Three out of Five kernels
BY KAYLEE BREWSTER
“Paper Towns” is not the movie it appears to be.
The storyline is fairly familiar: the classic girl next door and the boy who falls in love with her. The girl in this case happens to be Margo (Cara Delevingne), who everyone wants to either be or be with. She’s pretty, smart and doesn’t bother with the rules. Quentin (Nat Wolff) is the boy. He’s good in school, loyal and doesn’t want to get in trouble.
It’s their senior year, prom is getting closer and closer and after one night of pulling pranks with Quentin, Margo is gone. Just like that. And just like that, Quentin decides to find her.
While the cast members are young, they certainly don’t act it. Not only do Wolff and Delevingne manage to pull off their individual roles — the straight-laced boy and the wild-child girl — with relative believability, the rest of the cast really makes it shine.
I’m talking about Quentin’s friends Ben (Austin Abrams) and Radar (Justice Smith), the boy’s best friends “since we were fetuses.” And not only do their characters provide much of the humor in the film — be it Ben’s failed charisma with the ladies or Radar’s embarrassing family secret — but their chemistry as friends is impeccable.
It’s the way they talk with each other, joke with each, act with each other and reference old times with each other that makes you think, “Wow, these guys have been friends for forever.” More importantly, it will remind you of all the good times with your own friends.
That’s what’s really at the heart of this story. It’s not just a tale about a boy and a girl, but also about the boy’s friends.
The real story also takes some detours from the clichéd version, which is a breath of fresh air. However, some ends don’t tie up quite as well as they should.
Despite those few issues, “Paper Towns” should satisfy most moviegoers, although it’s probably geared more for teens who are facing much of the same questions and emotions as the characters in the film.

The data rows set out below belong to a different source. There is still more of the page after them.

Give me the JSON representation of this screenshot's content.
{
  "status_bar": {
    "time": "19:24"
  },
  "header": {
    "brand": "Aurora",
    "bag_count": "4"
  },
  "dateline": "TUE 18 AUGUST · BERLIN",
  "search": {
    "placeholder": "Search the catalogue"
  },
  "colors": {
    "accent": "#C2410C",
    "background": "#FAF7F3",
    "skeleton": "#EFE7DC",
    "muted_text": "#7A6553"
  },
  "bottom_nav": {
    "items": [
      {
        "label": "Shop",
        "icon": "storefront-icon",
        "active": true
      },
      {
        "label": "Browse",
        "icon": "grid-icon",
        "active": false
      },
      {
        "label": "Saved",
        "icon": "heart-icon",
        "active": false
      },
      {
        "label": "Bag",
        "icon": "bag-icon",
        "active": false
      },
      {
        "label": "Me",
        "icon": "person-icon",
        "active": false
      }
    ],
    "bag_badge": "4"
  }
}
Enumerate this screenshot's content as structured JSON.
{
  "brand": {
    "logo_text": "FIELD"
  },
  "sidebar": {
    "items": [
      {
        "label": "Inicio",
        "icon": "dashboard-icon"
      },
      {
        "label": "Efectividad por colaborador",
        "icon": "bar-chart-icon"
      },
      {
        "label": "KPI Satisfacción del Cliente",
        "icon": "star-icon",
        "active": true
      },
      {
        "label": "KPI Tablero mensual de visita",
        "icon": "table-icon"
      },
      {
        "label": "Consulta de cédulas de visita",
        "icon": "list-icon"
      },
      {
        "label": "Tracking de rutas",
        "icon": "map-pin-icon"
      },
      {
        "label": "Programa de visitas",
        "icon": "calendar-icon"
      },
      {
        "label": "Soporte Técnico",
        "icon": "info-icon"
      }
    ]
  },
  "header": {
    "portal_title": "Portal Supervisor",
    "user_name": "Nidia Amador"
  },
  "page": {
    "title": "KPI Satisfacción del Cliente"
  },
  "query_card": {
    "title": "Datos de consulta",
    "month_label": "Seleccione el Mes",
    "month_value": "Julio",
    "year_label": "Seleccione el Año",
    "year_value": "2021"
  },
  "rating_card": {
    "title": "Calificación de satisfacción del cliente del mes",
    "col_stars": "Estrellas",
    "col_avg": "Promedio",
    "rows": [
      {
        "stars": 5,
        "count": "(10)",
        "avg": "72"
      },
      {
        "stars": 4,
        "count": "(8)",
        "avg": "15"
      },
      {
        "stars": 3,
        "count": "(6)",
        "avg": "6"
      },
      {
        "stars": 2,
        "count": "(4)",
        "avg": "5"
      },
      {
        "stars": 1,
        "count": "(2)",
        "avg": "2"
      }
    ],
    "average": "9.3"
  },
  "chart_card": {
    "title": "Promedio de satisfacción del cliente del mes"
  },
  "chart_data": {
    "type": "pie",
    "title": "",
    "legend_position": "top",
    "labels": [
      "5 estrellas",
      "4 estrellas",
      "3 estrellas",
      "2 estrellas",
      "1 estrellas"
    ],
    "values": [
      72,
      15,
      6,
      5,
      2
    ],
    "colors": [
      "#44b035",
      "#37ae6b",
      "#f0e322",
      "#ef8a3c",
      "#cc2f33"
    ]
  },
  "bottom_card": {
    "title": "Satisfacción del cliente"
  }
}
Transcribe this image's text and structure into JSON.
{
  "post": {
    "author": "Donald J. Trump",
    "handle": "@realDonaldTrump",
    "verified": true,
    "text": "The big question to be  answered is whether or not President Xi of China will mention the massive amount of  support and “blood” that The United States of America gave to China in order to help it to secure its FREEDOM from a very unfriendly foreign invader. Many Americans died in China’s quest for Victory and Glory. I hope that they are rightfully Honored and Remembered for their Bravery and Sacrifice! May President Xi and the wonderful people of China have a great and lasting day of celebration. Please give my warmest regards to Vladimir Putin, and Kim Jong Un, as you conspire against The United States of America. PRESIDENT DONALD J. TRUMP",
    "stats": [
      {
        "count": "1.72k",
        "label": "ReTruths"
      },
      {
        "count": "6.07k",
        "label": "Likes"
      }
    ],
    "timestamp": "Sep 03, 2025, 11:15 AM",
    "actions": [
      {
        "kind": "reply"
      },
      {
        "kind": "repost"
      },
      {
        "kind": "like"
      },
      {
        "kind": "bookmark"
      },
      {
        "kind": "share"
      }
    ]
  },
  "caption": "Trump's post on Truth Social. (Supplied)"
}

It’s a pleasant break from tradition and the chemistry among the cast is outstanding. But watching it can probably wait for a DVD home viewing.